- WHAT YOU HAVE TO DO:
Read through the material below and copy each line in which the word "SUMIFS" occurs.

┄┄┄┄┄┄

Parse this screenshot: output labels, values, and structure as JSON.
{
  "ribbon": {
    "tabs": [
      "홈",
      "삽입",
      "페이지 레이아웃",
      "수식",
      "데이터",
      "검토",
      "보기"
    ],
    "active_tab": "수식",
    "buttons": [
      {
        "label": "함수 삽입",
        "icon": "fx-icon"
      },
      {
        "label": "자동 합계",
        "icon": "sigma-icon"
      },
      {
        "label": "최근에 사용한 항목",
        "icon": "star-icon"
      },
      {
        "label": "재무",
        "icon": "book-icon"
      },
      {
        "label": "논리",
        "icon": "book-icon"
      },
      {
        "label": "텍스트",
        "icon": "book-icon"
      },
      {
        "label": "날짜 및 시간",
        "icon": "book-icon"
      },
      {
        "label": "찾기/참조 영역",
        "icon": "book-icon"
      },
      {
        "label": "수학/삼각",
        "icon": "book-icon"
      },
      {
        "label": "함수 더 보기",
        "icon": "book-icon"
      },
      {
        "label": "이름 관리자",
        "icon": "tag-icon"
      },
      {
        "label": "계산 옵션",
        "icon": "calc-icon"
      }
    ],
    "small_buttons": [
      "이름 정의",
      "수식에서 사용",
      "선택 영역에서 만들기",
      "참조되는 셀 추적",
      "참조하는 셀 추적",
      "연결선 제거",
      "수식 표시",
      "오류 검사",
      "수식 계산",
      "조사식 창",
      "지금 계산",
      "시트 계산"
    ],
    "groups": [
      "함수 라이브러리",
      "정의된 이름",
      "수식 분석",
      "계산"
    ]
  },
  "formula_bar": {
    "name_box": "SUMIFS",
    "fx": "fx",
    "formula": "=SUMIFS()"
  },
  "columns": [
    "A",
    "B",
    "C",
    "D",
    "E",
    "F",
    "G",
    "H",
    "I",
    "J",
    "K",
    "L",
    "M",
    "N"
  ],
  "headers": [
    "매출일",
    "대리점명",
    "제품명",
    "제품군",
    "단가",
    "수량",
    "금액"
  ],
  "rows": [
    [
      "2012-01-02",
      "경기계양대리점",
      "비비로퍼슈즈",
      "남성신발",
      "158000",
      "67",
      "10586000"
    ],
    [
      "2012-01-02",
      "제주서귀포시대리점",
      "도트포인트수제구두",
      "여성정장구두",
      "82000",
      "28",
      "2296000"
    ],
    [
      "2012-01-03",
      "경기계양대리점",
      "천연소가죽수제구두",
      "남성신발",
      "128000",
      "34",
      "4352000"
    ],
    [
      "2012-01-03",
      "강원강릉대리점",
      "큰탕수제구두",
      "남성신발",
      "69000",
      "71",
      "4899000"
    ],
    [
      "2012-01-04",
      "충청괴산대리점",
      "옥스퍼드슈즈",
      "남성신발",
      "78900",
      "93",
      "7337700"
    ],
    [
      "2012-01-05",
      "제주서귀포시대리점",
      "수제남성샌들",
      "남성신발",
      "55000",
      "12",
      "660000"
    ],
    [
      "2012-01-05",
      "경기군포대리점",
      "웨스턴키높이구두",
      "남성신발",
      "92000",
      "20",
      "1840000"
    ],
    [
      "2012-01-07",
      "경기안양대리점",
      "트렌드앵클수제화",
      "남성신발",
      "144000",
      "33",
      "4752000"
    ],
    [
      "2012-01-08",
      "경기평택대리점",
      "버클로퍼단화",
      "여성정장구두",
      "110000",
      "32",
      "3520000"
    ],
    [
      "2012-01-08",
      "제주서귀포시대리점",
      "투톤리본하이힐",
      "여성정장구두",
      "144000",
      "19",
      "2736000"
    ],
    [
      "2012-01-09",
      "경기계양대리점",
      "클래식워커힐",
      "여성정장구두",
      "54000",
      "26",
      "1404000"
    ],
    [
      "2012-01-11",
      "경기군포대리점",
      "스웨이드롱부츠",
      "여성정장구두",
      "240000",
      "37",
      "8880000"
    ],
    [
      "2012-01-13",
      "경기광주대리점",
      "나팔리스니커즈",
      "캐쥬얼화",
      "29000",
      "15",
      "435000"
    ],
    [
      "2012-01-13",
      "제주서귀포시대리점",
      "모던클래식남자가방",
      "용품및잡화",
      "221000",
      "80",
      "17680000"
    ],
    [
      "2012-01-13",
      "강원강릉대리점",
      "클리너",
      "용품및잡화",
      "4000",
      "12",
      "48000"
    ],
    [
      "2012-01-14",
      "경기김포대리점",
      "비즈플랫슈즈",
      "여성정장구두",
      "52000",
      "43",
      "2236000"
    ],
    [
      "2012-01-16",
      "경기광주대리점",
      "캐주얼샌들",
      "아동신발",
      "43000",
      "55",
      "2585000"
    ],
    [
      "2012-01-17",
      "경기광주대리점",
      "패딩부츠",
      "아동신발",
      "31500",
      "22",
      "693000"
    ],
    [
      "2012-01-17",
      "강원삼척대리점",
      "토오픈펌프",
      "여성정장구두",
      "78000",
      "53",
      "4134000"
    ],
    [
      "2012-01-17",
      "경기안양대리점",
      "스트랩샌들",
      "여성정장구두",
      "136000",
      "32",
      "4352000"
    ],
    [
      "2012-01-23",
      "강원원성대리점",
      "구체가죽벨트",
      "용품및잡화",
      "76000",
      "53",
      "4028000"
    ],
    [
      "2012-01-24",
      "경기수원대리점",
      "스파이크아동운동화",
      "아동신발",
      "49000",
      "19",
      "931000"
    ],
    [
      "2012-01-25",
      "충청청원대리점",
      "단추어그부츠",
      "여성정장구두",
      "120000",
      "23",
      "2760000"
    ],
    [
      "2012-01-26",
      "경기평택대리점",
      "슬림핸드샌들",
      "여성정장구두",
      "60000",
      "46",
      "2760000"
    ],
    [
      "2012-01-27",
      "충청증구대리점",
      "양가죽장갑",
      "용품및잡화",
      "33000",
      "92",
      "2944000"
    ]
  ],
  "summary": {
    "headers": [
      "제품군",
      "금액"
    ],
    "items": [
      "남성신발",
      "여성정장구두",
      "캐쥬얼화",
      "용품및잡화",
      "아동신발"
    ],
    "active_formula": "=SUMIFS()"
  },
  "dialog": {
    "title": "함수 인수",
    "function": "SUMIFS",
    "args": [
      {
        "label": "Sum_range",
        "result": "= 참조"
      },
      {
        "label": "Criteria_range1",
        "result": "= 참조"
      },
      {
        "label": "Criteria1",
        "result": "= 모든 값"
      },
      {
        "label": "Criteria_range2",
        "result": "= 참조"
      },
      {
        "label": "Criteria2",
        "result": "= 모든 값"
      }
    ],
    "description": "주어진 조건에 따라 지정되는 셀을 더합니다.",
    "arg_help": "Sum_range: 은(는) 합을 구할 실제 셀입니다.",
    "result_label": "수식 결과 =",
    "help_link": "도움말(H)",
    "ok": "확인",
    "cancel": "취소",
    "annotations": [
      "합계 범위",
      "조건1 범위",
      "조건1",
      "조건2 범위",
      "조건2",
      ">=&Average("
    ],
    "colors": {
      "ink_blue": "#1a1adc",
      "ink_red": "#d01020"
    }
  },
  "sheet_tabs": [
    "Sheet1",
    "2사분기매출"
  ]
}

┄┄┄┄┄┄

- YOUR SOLUTION:
    "name_box": "SUMIFS",
    "formula": "=SUMIFS()"
    "active_formula": "=SUMIFS()"
    "function": "SUMIFS",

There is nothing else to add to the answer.